Bermuda on alert as storm likely to skirt island
HAMILTON, Bermuda -- Tropical Storm Leslie moved slowly northward Saturday after pausing to spin in place over the Atlantic, and forecasters expected it would regain strength and become a hurricane before passing to the east of Bermuda.
The latest forecasts pointed to the storm going by about 200 miles east-southeast of the British territory Sunday afternoon or evening as a Category 1 hurricane, the Bermuda Weather Service said.
"It appears that Bermuda will be spared a direct impact," Wayne Perinchief, the national security minister, said Friday. "However, I urge the public to remain cautious as there is the potential for the storm to re-intensify and change track, and we could experience heavy rain and winds in shower bands."
Some businesses closed early Friday and shops were crowded for a second day with people buying emergency supplies. At least one cruise ship canceled a stop in Bermuda and the airport was expected to close.
Bermuda, a wealthy offshore financial haven and tourist destination, has strong building codes and is accustomed to storms.
The U.S. National Hurricane Center in Miami said Leslie had resumed forward movement after staying stationary Thursday night and into Friday. Saturday morning, the storm had top sustained winds of 65 mph, below the hurricane threshold of 74 mph.
Leslie was about 290 miles south-southeast of Bermuda and was moving north at 8 mph. The U.S. center said it would likely strengthen Saturday and Sunday and was expected to begin gradually increasing its forward speed.
Out in the middle of the Atlantic and considered no threat to land, Hurricane Michael was a category 2 storm with maximum sustained winds of 105 mph. On Thursday, it was briefly the first Category 3 of the Atlantic hurricane season.

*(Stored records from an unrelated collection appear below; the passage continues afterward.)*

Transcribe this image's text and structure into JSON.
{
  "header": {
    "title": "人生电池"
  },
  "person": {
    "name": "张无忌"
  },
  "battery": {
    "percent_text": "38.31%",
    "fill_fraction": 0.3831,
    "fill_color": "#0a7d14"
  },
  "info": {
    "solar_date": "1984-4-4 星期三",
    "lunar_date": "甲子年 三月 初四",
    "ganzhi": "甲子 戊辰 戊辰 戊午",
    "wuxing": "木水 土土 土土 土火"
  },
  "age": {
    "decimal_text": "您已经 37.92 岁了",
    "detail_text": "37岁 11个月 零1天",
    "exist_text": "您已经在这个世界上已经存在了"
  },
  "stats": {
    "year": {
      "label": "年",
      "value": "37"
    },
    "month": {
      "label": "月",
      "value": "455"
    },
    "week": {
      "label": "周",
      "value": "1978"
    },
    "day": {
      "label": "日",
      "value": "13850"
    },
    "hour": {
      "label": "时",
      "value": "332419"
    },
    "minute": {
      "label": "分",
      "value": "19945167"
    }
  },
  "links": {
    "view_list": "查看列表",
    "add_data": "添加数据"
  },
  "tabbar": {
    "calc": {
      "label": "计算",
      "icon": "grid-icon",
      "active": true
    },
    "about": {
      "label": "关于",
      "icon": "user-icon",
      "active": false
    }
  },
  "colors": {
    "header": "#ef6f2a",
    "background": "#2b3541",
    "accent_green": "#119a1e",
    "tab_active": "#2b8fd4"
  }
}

Michael was moving north-northwest at 5 mph. It was about 930 miles west-southwest of the Azores.